various lives, I try to speak to my mother.
I vaguely remember us having something to
say to each other once and I am hoping to
salvage it. They know about her in the
haziest of ways. They know a friend of mine
died recently and they see I am quieter than
usual. They have a nebulous idea of the
circumstances, bits and pieces they have no
doubt presumed to put together in their own
covert way of finding out about their
children's lives. They know it affected me
in some strange way that has resulted in me
asking to stay with them for a while. They
know, me being the kind to never pursue
staying with them for any longer than what
is considered appropriate or even a bit less
than appropriate, that I am going through
something that they are not quite certain
how to deal with.
I want to speak with my mother about it but
when I go to her as she stands making
herself a drink after work, I find I have
absolutely nothing to say. I find knowing
she would try to listen and in the same
instance knowing she would not be able to,
is at once enough to satiate me and simply sad for me to realize so completely.
It turns out this all goes unnoticed regardless. I ask her how she is and it turns out she is experiencing a tragedy of her own which seems to have escaped my notice. Turns out, there is a great sadness sweeping through her life. Because she and my father, whose relationship is contentious and fraught, though understandably so after so many years and so much fodder, so much vestigial resentment and mistakes to be fraught with, are fighting again and she is certain this is the last of their fights. She is certain she will finally make it all better by just making it all go away.
She is in no way dependent on him. Not in
the moment she tells me this. Not as she
cries over something he did. She has never
practically been dependent upon him. She has
always made more money than him. She has
always been more physically fit, more
emotionally hard, more commanding a
presence. She has always been perfectly
tangibly capable of existing on her own.
Except of course for the fact that she never
would. She cries and she talks and she
mumbles and she cries and she repeats
herself again and again. And even as she
tells me the sad sad tale that may very well
ruin her life, she manages to wipe the ring
her glass has made on the counter and locate
a coaster. She manages to unload the
dishwasher as she talks to me, cries to me,
pours her heart out while making sure each
glass and dish and utensil is in its proper
place. Like crying is just part of the deal.
Domesticity has a little bit of sadness
built in but that doesn't mean you stop the
order of everything.
I stand completely unable to react. My
mother is sad and I hate this. My mother is
crying and concerned and feels hurt and

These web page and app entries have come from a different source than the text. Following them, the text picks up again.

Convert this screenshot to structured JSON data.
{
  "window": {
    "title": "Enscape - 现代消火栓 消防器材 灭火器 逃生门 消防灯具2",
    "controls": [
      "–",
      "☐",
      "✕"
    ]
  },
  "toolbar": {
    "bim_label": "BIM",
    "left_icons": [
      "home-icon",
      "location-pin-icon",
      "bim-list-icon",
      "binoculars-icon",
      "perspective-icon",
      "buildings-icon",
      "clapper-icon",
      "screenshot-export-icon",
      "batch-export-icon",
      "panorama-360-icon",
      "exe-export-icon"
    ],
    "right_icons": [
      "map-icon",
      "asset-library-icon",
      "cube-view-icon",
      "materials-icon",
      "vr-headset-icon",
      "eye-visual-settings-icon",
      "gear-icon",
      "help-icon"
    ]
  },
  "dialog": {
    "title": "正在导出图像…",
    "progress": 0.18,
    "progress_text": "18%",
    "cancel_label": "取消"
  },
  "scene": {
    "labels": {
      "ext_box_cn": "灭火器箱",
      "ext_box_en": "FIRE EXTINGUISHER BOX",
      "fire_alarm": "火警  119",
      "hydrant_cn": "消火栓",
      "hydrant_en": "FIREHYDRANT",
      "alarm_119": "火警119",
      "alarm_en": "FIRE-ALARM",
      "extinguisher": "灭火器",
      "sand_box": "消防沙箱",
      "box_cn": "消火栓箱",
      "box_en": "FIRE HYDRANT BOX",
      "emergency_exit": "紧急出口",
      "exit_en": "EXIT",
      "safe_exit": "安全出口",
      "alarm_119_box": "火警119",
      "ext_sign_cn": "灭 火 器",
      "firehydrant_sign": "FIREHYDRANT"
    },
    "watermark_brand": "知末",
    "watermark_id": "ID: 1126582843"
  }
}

abandoned by the one person in her life who
is contracted by law to bring her comfort.
And I have absolutely nothing to say to
console her. I begin to help unload the
dishwasher. I follow her lead realizing I
have long since forgotten the places of
things. And then, once we have finished I
hold her. She is smaller than me now. In
both height and weight I tower over her and
could lift her onto my lap were we that kind
of family. As it is I am a bit uncomfortable
embracing her. Both my parents have always
been free with displays of affection over
the years but they have learned to be less
so with me. I cannot recall ever initiating
contact with either of them until this
She holds onto me hard like she always has. She grasps my back with a sad sort of force. At once asserting her self as still alive and capable and further emphasizing her smallness by coming in so close. She quivers a little still crying as I hold her and I can feel her tiny breasts against my ribs. She could be a small child were it not for the absurd expensive loveliness of the thin black silk blouse under which I feel the slight trembling hardness of her back. She holds onto me in a way that makes me fleetingly suddenly frighteningly think that she may never let go. And then, that maybe this could be the best resolution for both of us. She, still beautifully dressed, grey wool pants, black silk blouse, tiny and lovely and sad. Me, still smelling of beach, old torn faded maroon t-shirt and white cotton shorts. Both of us barefoot. In the kitchen, with all the dishes put away and everything in its place, grasping on to things we have long since lost hold of.